Today, the top seven treasury yields range between 3.46% and 4.62%. Looping back to the 10-Year Treasury Yield projection, the 2015 burgundy line forecasts a yield of a little over 4%.


Well within the median range.

How Do Economists Predict Recessions with The Yield Curve Inversion?

An inverted yield curve is a situation in which long-term interest rates are lower than short-term interest rates. This is the opposite of the normal relationship between interest rates, where long-term rates are typically higher than short-term rates.

An inverted yield curve can occur when investors are concerned about the future prospects of the economy and are willing to accept lower returns on their investments in exchange for the perceived safety of longer-term bonds.

This can be a sign of an impending recession, as investors are generally more willing to take on risk when they expect the economy to grow.

The yield curve is a graphical representation of the relationship between the yield (the return an investor receives on a bond) and the maturity of the bond.

When the yield curve is steep (long-term rates are higher than short-term rates), it indicates that investors are optimistic about the future and are willing to accept lower returns on shorter-term investments in exchange for the possibility of higher returns in the future.

When the yield curve is flat (long-term rates are similar to short-term rates), it indicates that investors are uncertain about the future and are willing to accept similar returns on both short-term and long-term investments.

When the yield curve is inverted (long-term rates are lower than short-term rates), it indicates that investors are concerned about the future and are willing to accept lower returns on longer-term investments in exchange for the perceived safety of those investments.

Top Industries & Businesses That Historically Performed Well in Most Recessions

Historically, industries consistently prove to be recession-proof.

Industries are run by people for people.

Industries involve people — certain pschological, historical, and inherently genetic human factors are bound to apply.

Collated here is a break down of most “recession-proof” industries as reported by the sources below.

RankBank of America’s ListCNBC‘s ListTony Robbins‘s ListForbes‘s ListInvestopedia‘s List


GroceriesNecessity retailers

GovernmentHealthcareShipping & goods transportation
Healthcare Providers
#3ChildcareComputers & Information TechnologyCandyHealthcare
Repair & Maintenance
#4Niche food storesEducationBeer, Wine & LiquorMaintenance Stores (Not Builders)
#5Freelance & temp workDiscount Retailers
Home Maintenance Stores
#6Static businessesChildren’s GoodsHome Staging Experts
#7Health & FitnessPet Industry
Rental Agents & Property Management Companies
#8“Sin” industriesFinancial Advisors & AccountantsGrocery Stores
#9Cybersecurity & Tech SupportBargain & Discount Stores

The Future.

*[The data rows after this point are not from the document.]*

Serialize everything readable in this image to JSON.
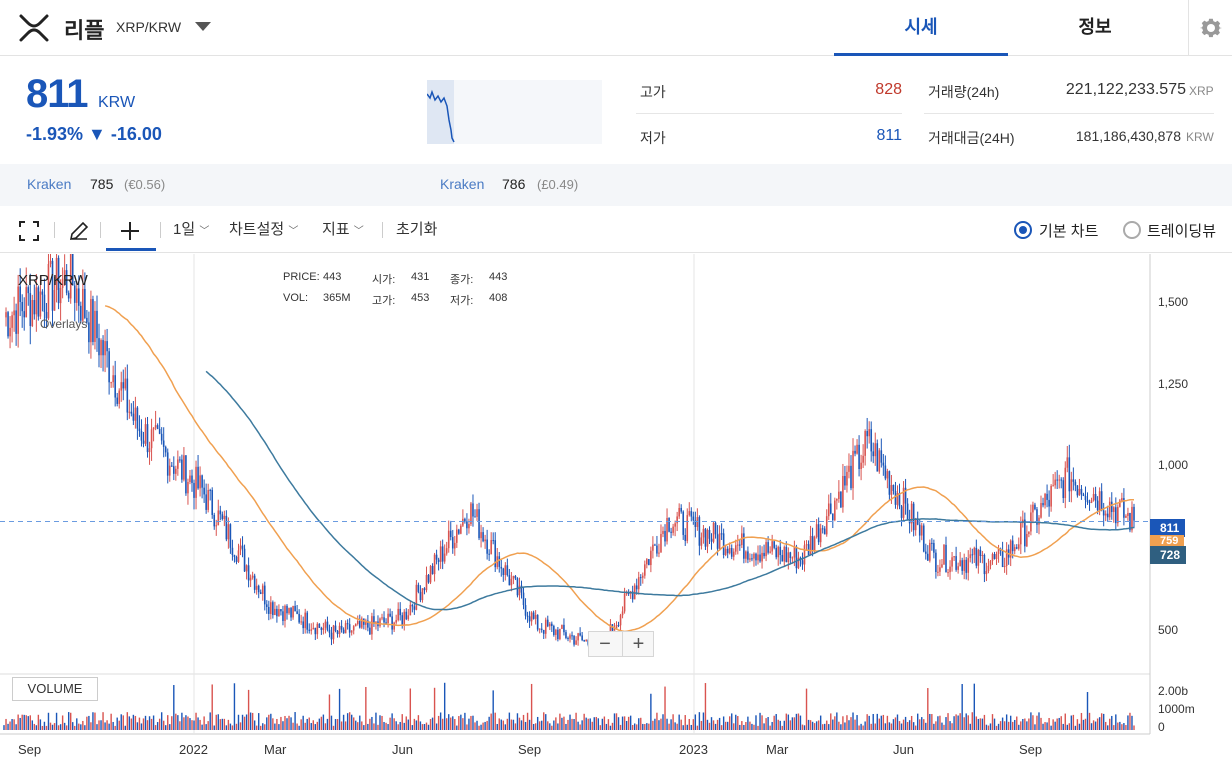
{
  "header": {
    "coin_name": "리플",
    "pair": "XRP/KRW",
    "tabs": [
      {
        "label": "시세",
        "active": true
      },
      {
        "label": "정보",
        "active": false
      }
    ]
  },
  "price": {
    "current": "811",
    "unit": "KRW",
    "change": "-1.93% ▼ -16.00",
    "color": "#1a56b8"
  },
  "stats": {
    "high_label": "고가",
    "high_value": "828",
    "low_label": "저가",
    "low_value": "811",
    "volume_label": "거래량(24h)",
    "volume_value": "221,122,233.575",
    "volume_unit": "XRP",
    "amount_label": "거래대금(24H)",
    "amount_value": "181,186,430,878",
    "amount_unit": "KRW"
  },
  "exchanges": [
    {
      "name": "Kraken",
      "value": "785",
      "sub": "(€0.56)"
    },
    {
      "name": "Kraken",
      "value": "786",
      "sub": "(£0.49)"
    }
  ],
  "toolbar": {
    "interval": "1일",
    "chart_settings": "차트설정",
    "indicators": "지표",
    "reset": "초기화",
    "basic_chart": "기본 차트",
    "tradingview": "트레이딩뷰"
  },
  "chart": {
    "title": "XRP/KRW",
    "overlays_label": "Overlays",
    "ohlc": {
      "price_label": "PRICE:",
      "price": "443",
      "open_label": "시가:",
      "open": "431",
      "close_label": "종가:",
      "close": "443",
      "vol_label": "VOL:",
      "vol": "365M",
      "high_label": "고가:",
      "high": "453",
      "low_label": "저가:",
      "low": "408"
    },
    "volume_label": "VOLUME",
    "y_ticks": [
      "1,500",
      "1,250",
      "1,000",
      "500"
    ],
    "vol_ticks": [
      "2.00b",
      "1000m",
      "0"
    ],
    "x_ticks": [
      "Sep",
      "2022",
      "Mar",
      "Jun",
      "Sep",
      "2023",
      "Mar",
      "Jun",
      "Sep"
    ],
    "badges": {
      "last": "811",
      "ma1": "759",
      "ma2": "728"
    },
    "colors": {
      "up": "#d9534f",
      "down": "#1a56b8",
      "ma_short": "#f0a050",
      "ma_long": "#3d7a9e"
    }
  },
  "chart_data": {
    "type": "line",
    "title": "XRP/KRW",
    "x": [
      "2021-09",
      "2021-11",
      "2022-01",
      "2022-03",
      "2022-05",
      "2022-06",
      "2022-08",
      "2022-09",
      "2022-11",
      "2023-01",
      "2023-03",
      "2023-05",
      "2023-06",
      "2023-07",
      "2023-08",
      "2023-09",
      "2023-11",
      "2023-12"
    ],
    "series": [
      {
        "values": [
          1430,
          1550,
          1100,
          900,
          560,
          470,
          520,
          850,
          500,
          430,
          820,
          740,
          700,
          1050,
          700,
          690,
          950,
          811
        ]
      }
    ],
    "ylim": [
      350,
      1620
    ]
  }
}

Projections support a substantial ROI on investment in healthcare and collaborative autodidactive (self-learning) platforms in developing countries where the local consumption metrics (GDP categories) are especially historically on the rise.

SE Asia, Asia, Eastern Europe, sections of Africa, and Central and Southern America were a particular focus in the analysis.

This is not meant as financial advice, but an overview and analysis of historic recession data with the intent to forecast.

Receive the latest articles in your inbox

Want more brain stimulating stories about Business & Tech?

Join to receive new insights on the latest trends